WASHINGTON — Three Republican senators joined Democrats on Sunday in saying that the credibility of Atty. Gen. Alberto R. Gonzales had been badly undercut by his confused and seemingly contradictory statements on the firing of eight U.S. attorneys last year.
"He has said some things that just don't add up," Senate Judiciary Committee member Lindsey Graham (R-S.C.) said on CBS' "Face the Nation." "The attorney general has been wounded. He's going to have to come to the Senate to reestablish his credibility."
Gonzales is to testify before the committee April 17 -- an appearance that Sen. Arlen Specter of Pennsylvania, the panel's top Republican, called a "make-or-break situation for him."
"Look, we have to have an attorney general who is candid and truthful," Specter told NBC's "Meet the Press." "And if we find he has not been candid and truthful, that's a very compelling reason for him not to stay on."
The comments from Graham, Specter and Sen. Chuck Hagel of Nebraska weren't the only criticisms from the GOP side of the aisle on Sunday. Even Republicans who are normally strong administration supporters questioned the way the Justice Department had dealt with the situation, though they stopped short of directly criticizing Gonzales.

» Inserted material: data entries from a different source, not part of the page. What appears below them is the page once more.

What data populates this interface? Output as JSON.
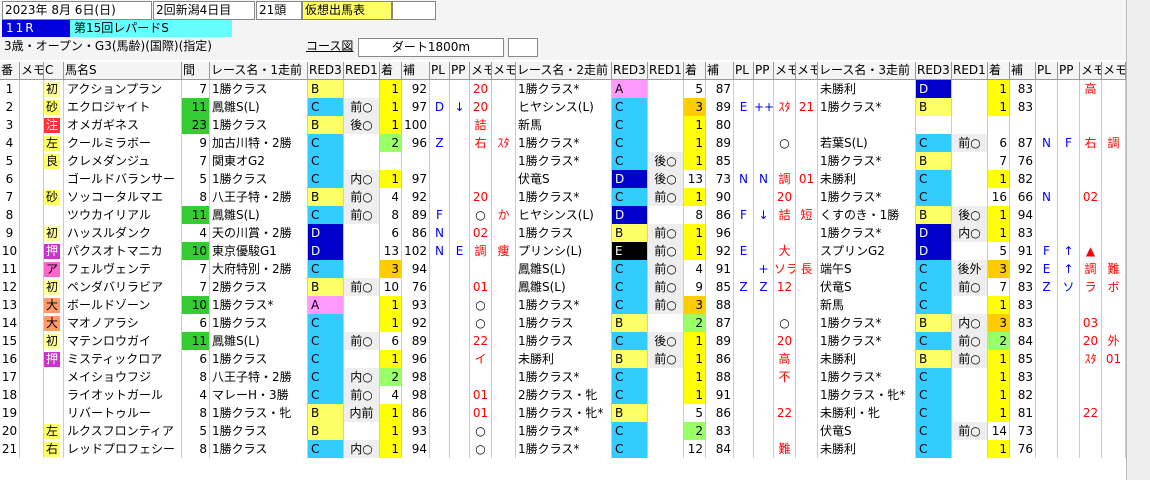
{
  "header": {
    "date": "2023年 8月 6日(日)",
    "meeting": "2回新潟4日目",
    "runners": "21頭",
    "form_label": "仮想出馬表",
    "race_no": "11R",
    "race_name": "第15回レパードS",
    "conditions": "3歳・オープン・G3(馬齢)(国際)(指定)",
    "course_label": "コース図",
    "course": "ダート1800m"
  },
  "columns": [
    "番",
    "メモ",
    "C",
    "馬名S",
    "間",
    "レース名・1走前",
    "RED3",
    "RED1",
    "着",
    "補",
    "PL",
    "PP",
    "メモ",
    "メモ",
    "レース名・2走前",
    "RED3",
    "RED1",
    "着",
    "補",
    "PL",
    "PP",
    "メモ",
    "メモ",
    "レース名・3走前",
    "RED3",
    "RED1",
    "着",
    "補",
    "PL",
    "PP",
    "メモ",
    "メモ",
    "予想"
  ],
  "rows": [
    {
      "no": "1",
      "tag": "初",
      "name": "アクションプラン",
      "int": "7",
      "r1": {
        "race": "1勝クラス",
        "red3": "B",
        "red1": "",
        "pos": "1",
        "hosei": "92",
        "pl": "",
        "pp": "",
        "m1": "20",
        "m2": ""
      },
      "r2": {
        "race": "1勝クラス*",
        "red3": "A",
        "red1": "",
        "pos": "5",
        "hosei": "87",
        "pl": "",
        "pp": "",
        "m1": "",
        "m2": ""
      },
      "r3": {
        "race": "未勝利",
        "red3": "D",
        "red1": "",
        "pos": "1",
        "hosei": "83",
        "pl": "",
        "pp": "",
        "m1": "高",
        "m2": ""
      }
    },
    {
      "no": "2",
      "tag": "砂",
      "name": "エクロジャイト",
      "int": "11",
      "r1": {
        "race": "鳳雛S(L)",
        "red3": "C",
        "red1": "前○",
        "pos": "1",
        "hosei": "97",
        "pl": "D",
        "pp": "↓",
        "m1": "20",
        "m2": ""
      },
      "r2": {
        "race": "ヒヤシンス(L)",
        "red3": "C",
        "red1": "",
        "pos": "3",
        "hosei": "89",
        "pl": "E",
        "pp": "++",
        "m1": "ｽﾀ",
        "m2": "21"
      },
      "r3": {
        "race": "1勝クラス*",
        "red3": "B",
        "red1": "",
        "pos": "1",
        "hosei": "83",
        "pl": "",
        "pp": "",
        "m1": "",
        "m2": ""
      }
    },
    {
      "no": "3",
      "tag": "注",
      "name": "オメガギネス",
      "int": "23",
      "r1": {
        "race": "1勝クラス",
        "red3": "B",
        "red1": "後○",
        "pos": "1",
        "hosei": "100",
        "pl": "",
        "pp": "",
        "m1": "詰",
        "m2": ""
      },
      "r2": {
        "race": "新馬",
        "red3": "C",
        "red1": "",
        "pos": "1",
        "hosei": "80",
        "pl": "",
        "pp": "",
        "m1": "",
        "m2": ""
      },
      "r3": {
        "race": "",
        "red3": "",
        "red1": "",
        "pos": "",
        "hosei": "",
        "pl": "",
        "pp": "",
        "m1": "",
        "m2": ""
      }
    },
    {
      "no": "4",
      "tag": "左",
      "name": "クールミラボー",
      "int": "9",
      "r1": {
        "race": "加古川特・2勝",
        "red3": "C",
        "red1": "",
        "pos": "2",
        "hosei": "96",
        "pl": "Z",
        "pp": "",
        "m1": "右",
        "m2": "ｽﾀ"
      },
      "r2": {
        "race": "1勝クラス*",
        "red3": "C",
        "red1": "",
        "pos": "1",
        "hosei": "89",
        "pl": "",
        "pp": "",
        "m1": "○",
        "m2": ""
      },
      "r3": {
        "race": "若葉S(L)",
        "red3": "C",
        "red1": "前○",
        "pos": "6",
        "hosei": "87",
        "pl": "N",
        "pp": "F",
        "m1": "右",
        "m2": "調"
      }
    },
    {
      "no": "5",
      "tag": "良",
      "name": "クレメダンジュ",
      "int": "7",
      "r1": {
        "race": "関東オG2",
        "red3": "C",
        "red1": "",
        "pos": "",
        "hosei": "",
        "pl": "",
        "pp": "",
        "m1": "",
        "m2": ""
      },
      "r2": {
        "race": "1勝クラス*",
        "red3": "C",
        "red1": "後○",
        "pos": "1",
        "hosei": "85",
        "pl": "",
        "pp": "",
        "m1": "",
        "m2": ""
      },
      "r3": {
        "race": "1勝クラス*",
        "red3": "B",
        "red1": "",
        "pos": "7",
        "hosei": "76",
        "pl": "",
        "pp": "",
        "m1": "",
        "m2": ""
      }
    },
    {
      "no": "6",
      "tag": "",
      "name": "ゴールドバランサー",
      "int": "5",
      "r1": {
        "race": "1勝クラス",
        "red3": "C",
        "red1": "内○",
        "pos": "1",
        "hosei": "97",
        "pl": "",
        "pp": "",
        "m1": "",
        "m2": ""
      },
      "r2": {
        "race": "伏竜S",
        "red3": "D",
        "red1": "後○",
        "pos": "13",
        "hosei": "73",
        "pl": "N",
        "pp": "N",
        "m1": "調",
        "m2": "01"
      },
      "r3": {
        "race": "未勝利",
        "red3": "C",
        "red1": "",
        "pos": "1",
        "hosei": "82",
        "pl": "",
        "pp": "",
        "m1": "",
        "m2": ""
      }
    },
    {
      "no": "7",
      "tag": "砂",
      "name": "ソッコータルマエ",
      "int": "8",
      "r1": {
        "race": "八王子特・2勝",
        "red3": "B",
        "red1": "前○",
        "pos": "4",
        "hosei": "92",
        "pl": "",
        "pp": "",
        "m1": "20",
        "m2": ""
      },
      "r2": {
        "race": "1勝クラス*",
        "red3": "C",
        "red1": "前○",
        "pos": "1",
        "hosei": "90",
        "pl": "",
        "pp": "",
        "m1": "20",
        "m2": ""
      },
      "r3": {
        "race": "1勝クラス*",
        "red3": "C",
        "red1": "",
        "pos": "16",
        "hosei": "66",
        "pl": "N",
        "pp": "",
        "m1": "02",
        "m2": ""
      }
    },
    {
      "no": "8",
      "tag": "",
      "name": "ツウカイリアル",
      "int": "11",
      "r1": {
        "race": "鳳雛S(L)",
        "red3": "C",
        "red1": "前○",
        "pos": "8",
        "hosei": "89",
        "pl": "F",
        "pp": "",
        "m1": "○",
        "m2": "か"
      },
      "r2": {
        "race": "ヒヤシンス(L)",
        "red3": "D",
        "red1": "",
        "pos": "8",
        "hosei": "86",
        "pl": "F",
        "pp": "↓",
        "m1": "詰",
        "m2": "短"
      },
      "r3": {
        "race": "くすのき・1勝",
        "red3": "B",
        "red1": "後○",
        "pos": "1",
        "hosei": "94",
        "pl": "",
        "pp": "",
        "m1": "",
        "m2": ""
      }
    },
    {
      "no": "9",
      "tag": "初",
      "name": "ハッスルダンク",
      "int": "4",
      "r1": {
        "race": "天の川賞・2勝",
        "red3": "D",
        "red1": "",
        "pos": "6",
        "hosei": "86",
        "pl": "N",
        "pp": "",
        "m1": "02",
        "m2": ""
      },
      "r2": {
        "race": "1勝クラス",
        "red3": "B",
        "red1": "前○",
        "pos": "1",
        "hosei": "96",
        "pl": "",
        "pp": "",
        "m1": "",
        "m2": ""
      },
      "r3": {
        "race": "1勝クラス*",
        "red3": "D",
        "red1": "内○",
        "pos": "1",
        "hosei": "83",
        "pl": "",
        "pp": "",
        "m1": "",
        "m2": ""
      }
    },
    {
      "no": "10",
      "tag": "押",
      "name": "パクスオトマニカ",
      "int": "10",
      "r1": {
        "race": "東京優駿G1",
        "red3": "D",
        "red1": "",
        "pos": "13",
        "hosei": "102",
        "pl": "N",
        "pp": "E",
        "m1": "調",
        "m2": "痩"
      },
      "r2": {
        "race": "プリンシ(L)",
        "red3": "E",
        "red1": "前○",
        "pos": "1",
        "hosei": "92",
        "pl": "E",
        "pp": "",
        "m1": "大",
        "m2": ""
      },
      "r3": {
        "race": "スプリンG2",
        "red3": "D",
        "red1": "",
        "pos": "5",
        "hosei": "91",
        "pl": "F",
        "pp": "↑",
        "m1": "▲",
        "m2": ""
      }
    },
    {
      "no": "11",
      "tag": "ア",
      "name": "フェルヴェンテ",
      "int": "7",
      "r1": {
        "race": "大府特別・2勝",
        "red3": "C",
        "red1": "",
        "pos": "3",
        "hosei": "94",
        "pl": "",
        "pp": "",
        "m1": "",
        "m2": ""
      },
      "r2": {
        "race": "鳳雛S(L)",
        "red3": "C",
        "red1": "前○",
        "pos": "4",
        "hosei": "91",
        "pl": "",
        "pp": "+",
        "m1": "ソラ",
        "m2": "長"
      },
      "r3": {
        "race": "端午S",
        "red3": "C",
        "red1": "後外",
        "pos": "3",
        "hosei": "92",
        "pl": "E",
        "pp": "↑",
        "m1": "調",
        "m2": "難"
      }
    },
    {
      "no": "12",
      "tag": "初",
      "name": "ペンダバリラビア",
      "int": "7",
      "r1": {
        "race": "2勝クラス",
        "red3": "B",
        "red1": "前○",
        "pos": "10",
        "hosei": "76",
        "pl": "",
        "pp": "",
        "m1": "01",
        "m2": ""
      },
      "r2": {
        "race": "鳳雛S(L)",
        "red3": "C",
        "red1": "前○",
        "pos": "9",
        "hosei": "85",
        "pl": "Z",
        "pp": "Z",
        "m1": "12",
        "m2": ""
      },
      "r3": {
        "race": "伏竜S",
        "red3": "C",
        "red1": "前○",
        "pos": "7",
        "hosei": "83",
        "pl": "Z",
        "pp": "ソ",
        "m1": "ラ",
        "m2": "ボ"
      }
    },
    {
      "no": "13",
      "tag": "大",
      "name": "ボールドゾーン",
      "int": "10",
      "r1": {
        "race": "1勝クラス*",
        "red3": "A",
        "red1": "",
        "pos": "1",
        "hosei": "93",
        "pl": "",
        "pp": "",
        "m1": "○",
        "m2": ""
      },
      "r2": {
        "race": "1勝クラス*",
        "red3": "C",
        "red1": "前○",
        "pos": "3",
        "hosei": "88",
        "pl": "",
        "pp": "",
        "m1": "",
        "m2": ""
      },
      "r3": {
        "race": "新馬",
        "red3": "C",
        "red1": "",
        "pos": "1",
        "hosei": "83",
        "pl": "",
        "pp": "",
        "m1": "",
        "m2": ""
      }
    },
    {
      "no": "14",
      "tag": "大",
      "name": "マオノアラシ",
      "int": "6",
      "r1": {
        "race": "1勝クラス",
        "red3": "C",
        "red1": "",
        "pos": "1",
        "hosei": "92",
        "pl": "",
        "pp": "",
        "m1": "○",
        "m2": ""
      },
      "r2": {
        "race": "1勝クラス",
        "red3": "B",
        "red1": "",
        "pos": "2",
        "hosei": "87",
        "pl": "",
        "pp": "",
        "m1": "○",
        "m2": ""
      },
      "r3": {
        "race": "1勝クラス*",
        "red3": "B",
        "red1": "内○",
        "pos": "3",
        "hosei": "83",
        "pl": "",
        "pp": "",
        "m1": "03",
        "m2": ""
      }
    },
    {
      "no": "15",
      "tag": "初",
      "name": "マテンロウガイ",
      "int": "11",
      "r1": {
        "race": "鳳雛S(L)",
        "red3": "C",
        "red1": "前○",
        "pos": "6",
        "hosei": "89",
        "pl": "",
        "pp": "",
        "m1": "22",
        "m2": ""
      },
      "r2": {
        "race": "1勝クラス",
        "red3": "C",
        "red1": "後○",
        "pos": "1",
        "hosei": "89",
        "pl": "",
        "pp": "",
        "m1": "20",
        "m2": ""
      },
      "r3": {
        "race": "1勝クラス*",
        "red3": "C",
        "red1": "前○",
        "pos": "2",
        "hosei": "84",
        "pl": "",
        "pp": "",
        "m1": "20",
        "m2": "外"
      }
    },
    {
      "no": "16",
      "tag": "押",
      "name": "ミスティックロア",
      "int": "6",
      "r1": {
        "race": "1勝クラス",
        "red3": "C",
        "red1": "",
        "pos": "1",
        "hosei": "96",
        "pl": "",
        "pp": "",
        "m1": "イ",
        "m2": ""
      },
      "r2": {
        "race": "未勝利",
        "red3": "B",
        "red1": "前○",
        "pos": "1",
        "hosei": "86",
        "pl": "",
        "pp": "",
        "m1": "高",
        "m2": ""
      },
      "r3": {
        "race": "未勝利",
        "red3": "B",
        "red1": "前○",
        "pos": "1",
        "hosei": "85",
        "pl": "",
        "pp": "",
        "m1": "ｽﾀ",
        "m2": "01"
      }
    },
    {
      "no": "17",
      "tag": "",
      "name": "メイショウフジ",
      "int": "8",
      "r1": {
        "race": "八王子特・2勝",
        "red3": "C",
        "red1": "内○",
        "pos": "2",
        "hosei": "98",
        "pl": "",
        "pp": "",
        "m1": "",
        "m2": ""
      },
      "r2": {
        "race": "1勝クラス*",
        "red3": "C",
        "red1": "",
        "pos": "1",
        "hosei": "88",
        "pl": "",
        "pp": "",
        "m1": "不",
        "m2": ""
      },
      "r3": {
        "race": "1勝クラス*",
        "red3": "C",
        "red1": "",
        "pos": "1",
        "hosei": "83",
        "pl": "",
        "pp": "",
        "m1": "",
        "m2": ""
      }
    },
    {
      "no": "18",
      "tag": "",
      "name": "ライオットガール",
      "int": "4",
      "r1": {
        "race": "マレーH・3勝",
        "red3": "C",
        "red1": "前○",
        "pos": "4",
        "hosei": "98",
        "pl": "",
        "pp": "",
        "m1": "01",
        "m2": ""
      },
      "r2": {
        "race": "2勝クラス・牝",
        "red3": "C",
        "red1": "",
        "pos": "1",
        "hosei": "91",
        "pl": "",
        "pp": "",
        "m1": "",
        "m2": ""
      },
      "r3": {
        "race": "1勝クラス・牝*",
        "red3": "C",
        "red1": "",
        "pos": "1",
        "hosei": "82",
        "pl": "",
        "pp": "",
        "m1": "",
        "m2": ""
      }
    },
    {
      "no": "19",
      "tag": "",
      "name": "リバートゥルー",
      "int": "8",
      "r1": {
        "race": "1勝クラス・牝",
        "red3": "B",
        "red1": "内前",
        "pos": "1",
        "hosei": "86",
        "pl": "",
        "pp": "",
        "m1": "01",
        "m2": ""
      },
      "r2": {
        "race": "1勝クラス・牝*",
        "red3": "B",
        "red1": "",
        "pos": "5",
        "hosei": "86",
        "pl": "",
        "pp": "",
        "m1": "22",
        "m2": ""
      },
      "r3": {
        "race": "未勝利・牝",
        "red3": "C",
        "red1": "",
        "pos": "1",
        "hosei": "81",
        "pl": "",
        "pp": "",
        "m1": "22",
        "m2": ""
      }
    },
    {
      "no": "20",
      "tag": "左",
      "name": "ルクスフロンティア",
      "int": "5",
      "r1": {
        "race": "1勝クラス",
        "red3": "B",
        "red1": "",
        "pos": "1",
        "hosei": "93",
        "pl": "",
        "pp": "",
        "m1": "○",
        "m2": ""
      },
      "r2": {
        "race": "1勝クラス*",
        "red3": "C",
        "red1": "",
        "pos": "2",
        "hosei": "83",
        "pl": "",
        "pp": "",
        "m1": "",
        "m2": ""
      },
      "r3": {
        "race": "伏竜S",
        "red3": "C",
        "red1": "前○",
        "pos": "14",
        "hosei": "73",
        "pl": "",
        "pp": "",
        "m1": "",
        "m2": ""
      }
    },
    {
      "no": "21",
      "tag": "右",
      "name": "レッドプロフェシー",
      "int": "8",
      "r1": {
        "race": "1勝クラス",
        "red3": "C",
        "red1": "内○",
        "pos": "1",
        "hosei": "94",
        "pl": "",
        "pp": "",
        "m1": "○",
        "m2": ""
      },
      "r2": {
        "race": "1勝クラス*",
        "red3": "C",
        "red1": "",
        "pos": "12",
        "hosei": "84",
        "pl": "",
        "pp": "",
        "m1": "難",
        "m2": ""
      },
      "r3": {
        "race": "未勝利",
        "red3": "C",
        "red1": "",
        "pos": "1",
        "hosei": "76",
        "pl": "",
        "pp": "",
        "m1": "",
        "m2": ""
      }
    }
  ],
  "colors": {
    "grade_A": "#ff99ff",
    "grade_B": "#ffff66",
    "grade_C": "#33ccff",
    "grade_D": "#0000cc",
    "grade_E": "#000000",
    "pos_1": "#ffff00",
    "pos_2": "#99ff66",
    "pos_3": "#ffcc00",
    "tag_初": "#ffff99",
    "tag_砂": "#ffff66",
    "tag_注": "#ff3333",
    "tag_左": "#ffff66",
    "tag_良": "#ffff66",
    "tag_押": "#cc33cc",
    "tag_ア": "#ff66cc",
    "tag_大": "#ff9966",
    "tag_右": "#ffff66",
    "memo_red": "#ff0000",
    "memo_green": "#009900",
    "memo_blue": "#0000ff",
    "race_blue": "#0000ff",
    "race_red": "#ff0000"
  }
}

"It is a fact that it hasn't been handled well," Senate Minority Whip Trent Lott (R-Miss.) told "Fox News Sunday."
Sen. Orrin Hatch (R-Utah), formerly the Judiciary Committee chairman, said on CNN's "Late Edition," "Let's be honest about it: The Justice Department has bungled this attorney thing."
It is unusual for an administration to fire a group of prosecutors that it appointed. Gonzales has said the eight prosecutors were dismissed for "performance-related" reasons rather than because of political pressure from Republicans or the White House, as critics allege.
A recently released memo written by D. Kyle Sampson, Gonzales' then-chief of staff, said that in early 2005, President Bush's top political strategist, Karl Rove, and then-White House Counsel Harriet E. Miers suggested replacing some U.S. attorneys while retaining, as Sampson put it, "loyal Bushies."
"We do serve at the pleasure of the president," one of the dismissed prosecutors, H.E. "Bud" Cummins III, said Sunday on "Face the Nation." "But in this case, it looks like the authority was delegated down through Harriet Miers, Karl Rove, Judge Gonzales and all the way down to a bunch of 35-year-old kids who got in a room together and tried to decide who was the most loyal to the president."
Cummins, who served as U.S. attorney in Little Rock, Ark., said the Justice Department's contention that he and his colleagues were dismissed for poor performance was "outrageous."
Deputy Atty. Gen. Paul J. McNulty has acknowledged that Cummins was fired so that Timothy Griffin, a protege of Rove, could take over in Little Rock, according to accounts of McNulty's Feb. 6 testimony before the Senate Judiciary Committee.
The firings have raised questions about the influence of politics on prosecutions, particularly because some of those ousted had been involved in corruption investigations of Republicans or had declined to file charges against Democrats. Two weeks ago, Gonzales went before cameras at the Justice Department and sought to distance himself from the growing controversy.
He said he "was not involved in seeing any memos, was not involved in any discussions about what was going on We never had a discussion about where things stood."
But on Friday night, the Justice Department released a memo from Sampson that set a one-hour meeting for Nov. 27 of Gonzales and senior aides "re: U.S. attorneys" in "AG's conference room." Ten days after the meeting, the prosecutors were dismissed.
Specter said Gonzales "is going to have an explanation as to why he said he wasn't involved in discussions -- that's the key word -- and now you have these e-mails which appear to contradict that."
The attorney general "does have a credibility problem," Hagel said on ABC's "This Week." "I don't know if he got bad advice or he was not involved in day-to-day management. I don't know what the problem is, but he's got a problem. You cannot have the nation's chief law enforcement officer with a cloud hanging over his credibility."
Sen. Dianne Feinstein (D-Calif.), another Judiciary Committee member, went further, telling "Fox News Sunday" that the Friday-night memo had convinced her that Gonzales should resign.
"I think he's been damaged very badly," she said. "He certainly has in my eyes and, I believe, in the eyes of the nation and in the eyes of many, many senators."
Feinstein said Gonzales had called her when she first raised questions in early January about the dismissals, which included two from California -- Kevin Ryan of San Francisco and Carol Lam of San Diego.
"He told me I didn't know my facts, I didn't know what I was doing. And it turns out he wasn't telling me the truth then, either," she said.